Meet R. Stephen Doan
Past grand master
Mason for 47 Years
California Masonic Foundation Board Member, “Let’s Write the Future” Campaign Chairman and Pace Setter Donor, Cornerstone Society Member, Hiram Award Recipient
Steve Doan is a lawyer by trade, and a teacher by instinct
He is one of the fraternity’s most thought-provoking lecturers, and a key organizer for educational events like the California Masonic Symposium.
One of his favorite themes is Masonic symbols, and how their meaning grows and evolves with each brother. “The power of a symbol is that you get from it what you need,” he says.

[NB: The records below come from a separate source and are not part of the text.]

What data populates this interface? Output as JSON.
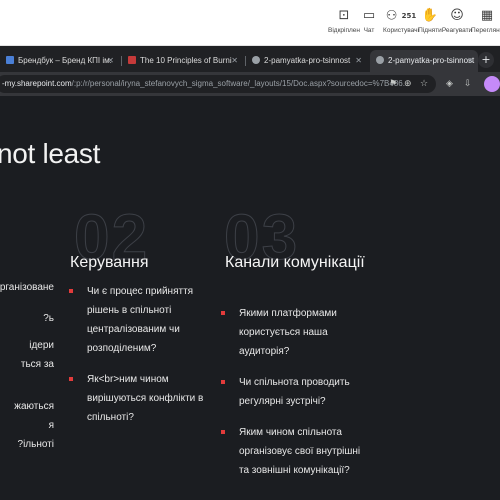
{
  "meeting_toolbar": {
    "items": [
      {
        "label": "Відкріплен",
        "icon": "unpin-icon",
        "glyph": "⊡"
      },
      {
        "label": "Чат",
        "icon": "chat-icon",
        "glyph": "▭"
      },
      {
        "label": "Користувачі",
        "icon": "people-icon",
        "glyph": "⚇",
        "count": "251"
      },
      {
        "label": "Підняти",
        "icon": "raise-hand-icon",
        "glyph": "✋"
      },
      {
        "label": "Реагувати",
        "icon": "react-icon",
        "glyph": "☺"
      },
      {
        "label": "Перегляну",
        "icon": "view-icon",
        "glyph": "▦"
      }
    ]
  },
  "tabs": [
    {
      "title": "Брендбук – Бренд КПІ ім.",
      "favicon_color": "#4a7fd6",
      "active": false
    },
    {
      "title": "The 10 Principles of Burni",
      "favicon_color": "#c53a3a",
      "active": false
    },
    {
      "title": "2-pamyatka-pro-tsinnost",
      "favicon_color": "#9aa0a6",
      "active": false
    },
    {
      "title": "2-pamyatka-pro-tsinnost",
      "favicon_color": "#9aa0a6",
      "active": true
    }
  ],
  "address": {
    "host": "-my.sharepoint.com",
    "path": "/:p:/r/personal/iryna_stefanovych_sigma_software/_layouts/15/Doc.aspx?sourcedoc=%7B486..."
  },
  "document": {
    "heading": "t not least",
    "numbers": [
      "02",
      "03"
    ],
    "left_clipped_lines": [
      "рганізоване",
      "ь?",
      "ідери",
      "ться за",
      "",
      "жаються",
      "я",
      "ільноті?"
    ],
    "columns": [
      {
        "title": "Керування",
        "items": [
          "Чи є процес прийняття рішень в спільноті централізованим чи розподіленим?",
          "Як<br>ним чином вирішуються конфлікти в спільноті?"
        ]
      },
      {
        "title": "Канали комунікації",
        "items": [
          "Якими платформами користується наша аудиторія?",
          "Чи спільнота проводить регулярні зустрічі?",
          "Яким чином спільнота організовує свої внутрішні та зовнішні комунікації?"
        ]
      }
    ]
  },
  "colors": {
    "accent_bullet": "#e23b3b",
    "background": "#1b1d21"
  }
}
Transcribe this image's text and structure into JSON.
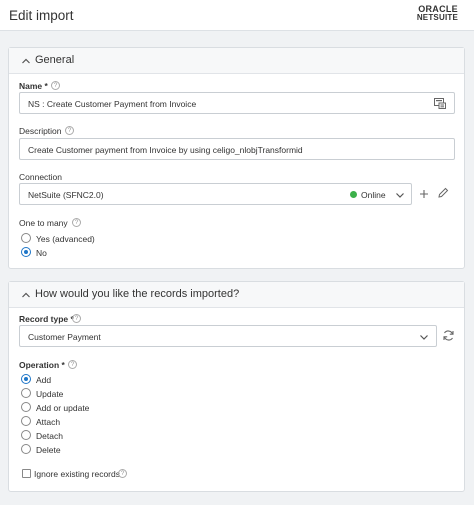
{
  "header": {
    "title": "Edit import",
    "logo_top": "ORACLE",
    "logo_bottom": "NETSUITE"
  },
  "general": {
    "title": "General",
    "name_label": "Name *",
    "name_value": "NS : Create Customer Payment from Invoice",
    "description_label": "Description",
    "description_value": "Create Customer payment from Invoice by using celigo_nlobjTransformid",
    "connection_label": "Connection",
    "connection_value": "NetSuite (SFNC2.0)",
    "connection_status": "Online",
    "status_color": "#3cb04a",
    "one_to_many_label": "One to many",
    "one_to_many_options": [
      {
        "label": "Yes (advanced)",
        "selected": false
      },
      {
        "label": "No",
        "selected": true
      }
    ]
  },
  "records": {
    "title": "How would you like the records imported?",
    "record_type_label": "Record type *",
    "record_type_value": "Customer Payment",
    "operation_label": "Operation *",
    "operations": [
      {
        "label": "Add",
        "selected": true
      },
      {
        "label": "Update",
        "selected": false
      },
      {
        "label": "Add or update",
        "selected": false
      },
      {
        "label": "Attach",
        "selected": false
      },
      {
        "label": "Detach",
        "selected": false
      },
      {
        "label": "Delete",
        "selected": false
      }
    ],
    "ignore_label": "Ignore existing records"
  },
  "colors": {
    "accent": "#1e76c8"
  }
}
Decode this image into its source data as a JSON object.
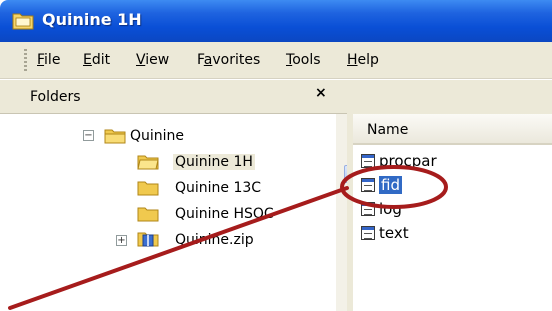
{
  "window": {
    "title": "Quinine 1H",
    "title_icon": "folder-window-icon"
  },
  "menubar": {
    "items": [
      {
        "pre": "",
        "u": "F",
        "post": "ile"
      },
      {
        "pre": "",
        "u": "E",
        "post": "dit"
      },
      {
        "pre": "",
        "u": "V",
        "post": "iew"
      },
      {
        "pre": "F",
        "u": "a",
        "post": "vorites"
      },
      {
        "pre": "",
        "u": "T",
        "post": "ools"
      },
      {
        "pre": "",
        "u": "H",
        "post": "elp"
      }
    ]
  },
  "folders_pane": {
    "header": "Folders",
    "close_glyph": "×",
    "tree": [
      {
        "label": "Quinine",
        "expander": "⊟"
      },
      {
        "label": "Quinine 1H"
      },
      {
        "label": "Quinine 13C"
      },
      {
        "label": "Quinine HSQC"
      },
      {
        "label": "Quinine.zip",
        "expander": "⊞"
      }
    ]
  },
  "files_pane": {
    "column_header": "Name",
    "files": [
      {
        "name": "procpar"
      },
      {
        "name": "fid",
        "selected": true
      },
      {
        "name": "log"
      },
      {
        "name": "text"
      }
    ]
  },
  "annotation": {
    "color": "#a61c1c"
  }
}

“What I was looking for at 21 is different from what I sought as grand master and different from my connections with Masonic symbols today. But the symbols always give you an answer. That’s why Freemasonry is such a powerful system.”
Steve traces his Masonic heritage at least as far back as a fourth great-grandfather, a Mason in New York in the early 1800s. That legacy sunk in when he made his own son a Mason at his and his father’s original lodge, Sunset Lodge No. 369 in Santa Monica. He found himself struggling to deliver the obligation and had to explain: It wasn’t the ritual that was giving him trouble. It was his emotions. “I’m obligating my son, and it’s the same obligation my fourth great-grandfather took,” he remembers.

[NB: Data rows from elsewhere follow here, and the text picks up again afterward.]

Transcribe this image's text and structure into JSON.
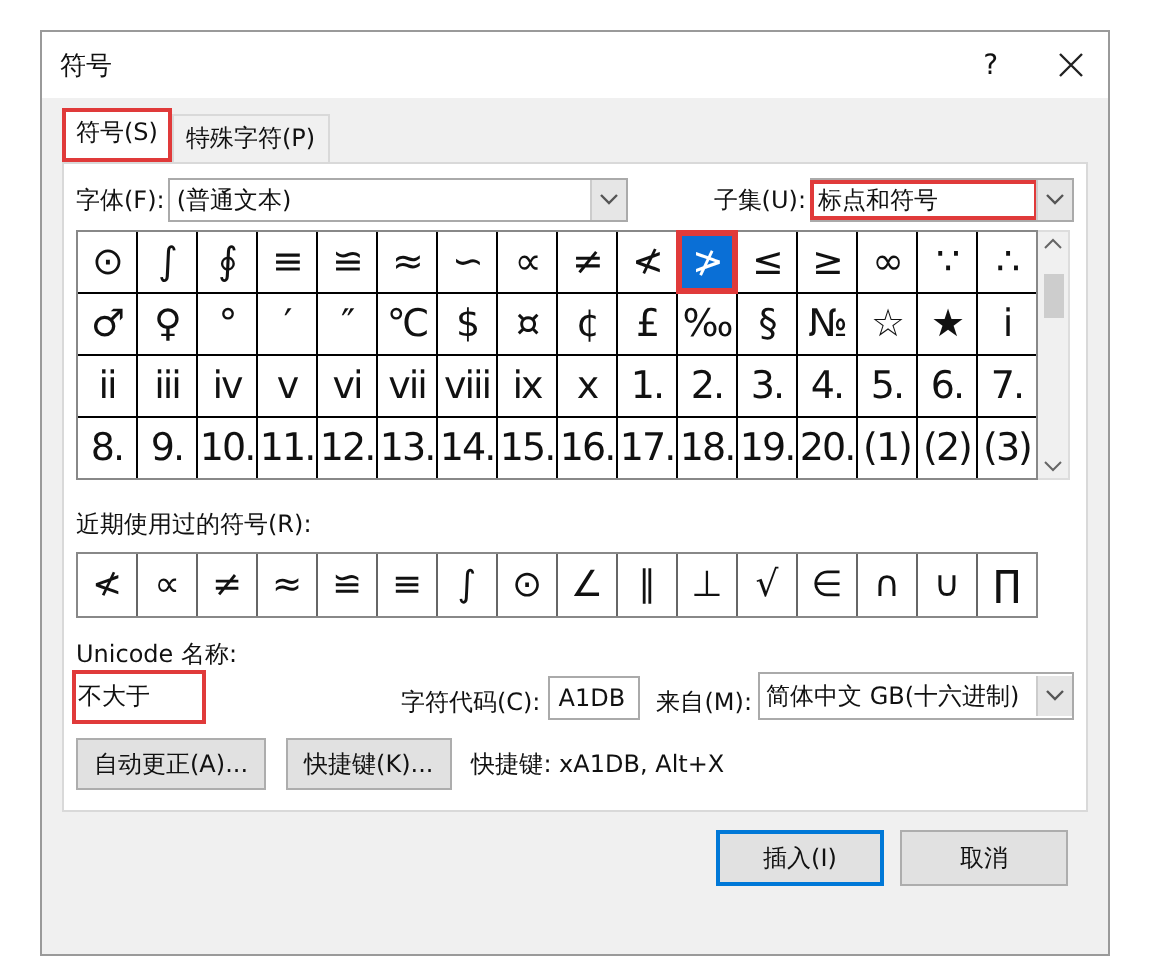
{
  "window": {
    "title": "符号",
    "help": "?"
  },
  "tabs": [
    {
      "label": "符号(S)",
      "selected": true,
      "annotated": true
    },
    {
      "label": "特殊字符(P)",
      "selected": false,
      "annotated": false
    }
  ],
  "font_field": {
    "label": "字体(F):",
    "value": "(普通文本)"
  },
  "subset_field": {
    "label": "子集(U):",
    "value": "标点和符号",
    "annotated": true
  },
  "symbol_grid": {
    "selection_annotated": true,
    "rows": [
      [
        {
          "c": "⊙",
          "selected": false
        },
        {
          "c": "∫",
          "selected": false
        },
        {
          "c": "∮",
          "selected": false
        },
        {
          "c": "≡",
          "selected": false
        },
        {
          "c": "≌",
          "selected": false
        },
        {
          "c": "≈",
          "selected": false
        },
        {
          "c": "∽",
          "selected": false
        },
        {
          "c": "∝",
          "selected": false
        },
        {
          "c": "≠",
          "selected": false
        },
        {
          "c": "≮",
          "selected": false
        },
        {
          "c": "≯",
          "selected": true
        },
        {
          "c": "≤",
          "selected": false
        },
        {
          "c": "≥",
          "selected": false
        },
        {
          "c": "∞",
          "selected": false
        },
        {
          "c": "∵",
          "selected": false
        },
        {
          "c": "∴",
          "selected": false
        }
      ],
      [
        {
          "c": "♂",
          "selected": false
        },
        {
          "c": "♀",
          "selected": false
        },
        {
          "c": "°",
          "selected": false
        },
        {
          "c": "′",
          "selected": false
        },
        {
          "c": "″",
          "selected": false
        },
        {
          "c": "℃",
          "selected": false
        },
        {
          "c": "$",
          "selected": false
        },
        {
          "c": "¤",
          "selected": false
        },
        {
          "c": "¢",
          "selected": false
        },
        {
          "c": "£",
          "selected": false
        },
        {
          "c": "‰",
          "selected": false
        },
        {
          "c": "§",
          "selected": false
        },
        {
          "c": "№",
          "selected": false
        },
        {
          "c": "☆",
          "selected": false
        },
        {
          "c": "★",
          "selected": false
        },
        {
          "c": "i",
          "selected": false
        }
      ],
      [
        {
          "c": "ii",
          "selected": false
        },
        {
          "c": "iii",
          "selected": false
        },
        {
          "c": "iv",
          "selected": false
        },
        {
          "c": "v",
          "selected": false
        },
        {
          "c": "vi",
          "selected": false
        },
        {
          "c": "vii",
          "selected": false
        },
        {
          "c": "viii",
          "selected": false
        },
        {
          "c": "ix",
          "selected": false
        },
        {
          "c": "x",
          "selected": false
        },
        {
          "c": "1.",
          "selected": false
        },
        {
          "c": "2.",
          "selected": false
        },
        {
          "c": "3.",
          "selected": false
        },
        {
          "c": "4.",
          "selected": false
        },
        {
          "c": "5.",
          "selected": false
        },
        {
          "c": "6.",
          "selected": false
        },
        {
          "c": "7.",
          "selected": false
        }
      ],
      [
        {
          "c": "8.",
          "selected": false
        },
        {
          "c": "9.",
          "selected": false
        },
        {
          "c": "10.",
          "selected": false
        },
        {
          "c": "11.",
          "selected": false
        },
        {
          "c": "12.",
          "selected": false
        },
        {
          "c": "13.",
          "selected": false
        },
        {
          "c": "14.",
          "selected": false
        },
        {
          "c": "15.",
          "selected": false
        },
        {
          "c": "16.",
          "selected": false
        },
        {
          "c": "17.",
          "selected": false
        },
        {
          "c": "18.",
          "selected": false
        },
        {
          "c": "19.",
          "selected": false
        },
        {
          "c": "20.",
          "selected": false
        },
        {
          "c": "(1)",
          "selected": false
        },
        {
          "c": "(2)",
          "selected": false
        },
        {
          "c": "(3)",
          "selected": false
        }
      ]
    ]
  },
  "recent": {
    "label": "近期使用过的符号(R):",
    "symbols": [
      "≮",
      "∝",
      "≠",
      "≈",
      "≌",
      "≡",
      "∫",
      "⊙",
      "∠",
      "∥",
      "⊥",
      "√",
      "∈",
      "∩",
      "∪",
      "∏"
    ]
  },
  "unicode_name": {
    "label": "Unicode 名称:",
    "value": "不大于",
    "annotated": true
  },
  "char_code": {
    "label": "字符代码(C):",
    "value": "A1DB"
  },
  "from_field": {
    "label": "来自(M):",
    "value": "简体中文 GB(十六进制)"
  },
  "tool_buttons": [
    "自动更正(A)...",
    "快捷键(K)..."
  ],
  "shortcut_text": "快捷键: xA1DB, Alt+X",
  "footer_buttons": [
    {
      "label": "插入(I)",
      "default": true
    },
    {
      "label": "取消",
      "default": false
    }
  ]
}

As a member of the Grand Master’s Circle and Cornerstone Society, and as a Pace Setter donor of the “Let’s Write the Future” campaign, Steve is among the fraternity’s most consistent and generous donors.
“Giving makes you think about the wider world. It helps you see other people,” he says. “Go out and help others, and that’s how you help yourself. You’ll get love by helping to extend love.”
What’s a favorite memory from your year as grand master (1992-93)?
There are so many. One that comes to mind is a cornerstone ceremony we did for an elementary school. Every grade selected one student to come up and make a deposit, and I spontaneously decided to interview each of them, from the first grade on. I got down on my knees in my grand master’s regalia so we could talk face to face, and held the microphone up so that the crowd could hear the answers. As the saying goes, kids say the darndest things!
You’re constantly researching and teaching about Masonry. What’s a recent topic of interest?
Past Grand Master John Cooper and I gave a presentation last year at the Conference of Grand Masters about the liberal arts and sciences. I’d been reading about stonemasons in Scotland in the late 16th century, thinking about the community resources that went into their buildings, and the dukes and bishops who trusted them.
These masons did not have any formal education, but they had to be able to make difficult decisions, and to stand up and argue those decisions with conviction. They had to think of themselves as equal to the nobility. I think that’s why the stonemasons had their leadership study the liberal arts and sciences: That was the education the medieval dukes and bishops had. That’s why when we talk about the liberal arts and sciences, we talk about self-improvement. It’s about being self-reliant.
After 300 years, why do you think men are still drawn to Masonry?
We talk about concepts that have been important for a long time. We’re intergenerational. In a society that’s incredibly divided right now, the lodge is nonsectarian, and we don’t let politics in. That’s a tremendous draw. Finally, Freemasonry is a chance for connection.
A few years ago, I was traveling in Peru, visiting the Incan ruins around Cusco. Our guide pointed out a Masonic symbol, and I turned to him and asked “Are you a Mason?” He was a Fellow Craft. He had a member of his lodge pick me up and bring me to lodge. There I was, in a completely different culture, and I met somebody who was immediately a brother. That’s what makes this fraternity special.